Under current law, mass transit users can deduct the costs of riding trains and buses from their taxable income, up to $245 a month. But without action by Congress, that benefit will be cut nearly in half starting in January, to $130 a month.
For mass transit riders, that means paying taxes on as much as $1,380 a year that was previously tax-free. Norton said last week that Washington is a "prime example" of a city that needs the tax break maintained, as the extension would encourage people to use mass transit.
"Millions of people commute in and out of cities every day, bolstering their economies and improving the overall wellbeing of the country, with this region as a prime example," she said. "Why would we want to encourage people to drive rather than use mass transit?"

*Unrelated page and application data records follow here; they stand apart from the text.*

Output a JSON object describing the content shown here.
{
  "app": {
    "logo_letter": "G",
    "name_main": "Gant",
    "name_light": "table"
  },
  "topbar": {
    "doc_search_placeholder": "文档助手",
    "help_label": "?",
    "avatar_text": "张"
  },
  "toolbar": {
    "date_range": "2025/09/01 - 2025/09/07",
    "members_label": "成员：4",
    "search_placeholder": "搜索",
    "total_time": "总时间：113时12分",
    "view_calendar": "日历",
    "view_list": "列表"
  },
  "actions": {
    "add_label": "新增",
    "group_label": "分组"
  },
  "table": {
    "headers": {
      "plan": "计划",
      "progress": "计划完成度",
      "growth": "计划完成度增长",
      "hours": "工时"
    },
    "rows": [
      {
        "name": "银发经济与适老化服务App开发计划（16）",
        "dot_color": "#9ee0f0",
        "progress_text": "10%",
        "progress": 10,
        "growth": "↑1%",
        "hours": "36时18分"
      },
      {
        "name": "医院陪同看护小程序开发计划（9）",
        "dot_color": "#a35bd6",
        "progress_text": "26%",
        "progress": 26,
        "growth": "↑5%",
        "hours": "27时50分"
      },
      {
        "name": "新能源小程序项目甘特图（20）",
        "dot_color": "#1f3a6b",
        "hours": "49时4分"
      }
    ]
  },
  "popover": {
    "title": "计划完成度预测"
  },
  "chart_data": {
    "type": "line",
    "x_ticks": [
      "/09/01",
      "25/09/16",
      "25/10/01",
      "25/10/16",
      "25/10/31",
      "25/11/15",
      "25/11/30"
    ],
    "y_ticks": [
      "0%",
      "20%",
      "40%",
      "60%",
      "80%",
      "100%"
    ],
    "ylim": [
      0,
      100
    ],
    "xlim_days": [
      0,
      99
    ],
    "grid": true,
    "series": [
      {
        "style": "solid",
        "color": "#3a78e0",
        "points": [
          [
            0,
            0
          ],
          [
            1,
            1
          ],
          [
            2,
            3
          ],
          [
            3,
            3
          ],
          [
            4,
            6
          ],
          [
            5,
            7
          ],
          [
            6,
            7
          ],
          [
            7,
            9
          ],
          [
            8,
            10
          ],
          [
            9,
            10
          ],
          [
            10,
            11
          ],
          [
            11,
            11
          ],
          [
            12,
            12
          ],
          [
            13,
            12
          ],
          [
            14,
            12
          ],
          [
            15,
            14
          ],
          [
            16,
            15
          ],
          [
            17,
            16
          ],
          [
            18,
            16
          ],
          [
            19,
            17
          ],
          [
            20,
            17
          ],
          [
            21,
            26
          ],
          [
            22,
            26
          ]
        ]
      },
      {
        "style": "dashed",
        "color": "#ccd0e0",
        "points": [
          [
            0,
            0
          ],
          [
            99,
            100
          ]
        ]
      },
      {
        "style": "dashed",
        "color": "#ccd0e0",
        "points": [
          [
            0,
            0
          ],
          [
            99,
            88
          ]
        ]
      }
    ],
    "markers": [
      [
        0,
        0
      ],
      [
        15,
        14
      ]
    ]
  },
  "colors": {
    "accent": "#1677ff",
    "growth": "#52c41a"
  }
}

With the House out for the reaminder of the year, it appears likely that Congress will let the mass transit benefit expire. With no action, the tax benefit for parking will rise slightly from $245 to $250 a month.
Earlier this year, a bipartisan group of House members led by Rep. Michael Grimm (R-N.Y.) proposed permanently equalizing the benefits at $220 a month for both parking and mass transit.
Norton's bill would increase the mass transit subsidy to $250 a month, but only for a year. She said she is proposing a one-year extension given the costs associated with a permanent extension.
The issue has been a focus of the National Treasury Employees Union, which represents thousands of federal workers across several agencies. The NTEU has encouraged members to urge Congress to extend the transportation subsidies, particularly in light of the pay freeze that these workers have faced over the last few years.
"The mass transit commuter benefit provides much needed relief in the form of reduced commuting costs for many working people, including tens of thousands of federal employees like myself that rely on public transportation to get to and from work," the NTEU encourages people to write. "Many of these employees, already subject to a three year pay freeze and unpaid furloughs, are struggling in the current economic climate. A reduction in these benefits would impose a severe financial burden on us."
While the Senate is in this week, there are no Senate companion bills to either Norton's or Grimm's legislation, and Senate Democrats have given no indication they would try to pass anything to extend the mass transit tax break.
Norton said if Congress does nothing this month, she would push to pass something next year and make it retroactive.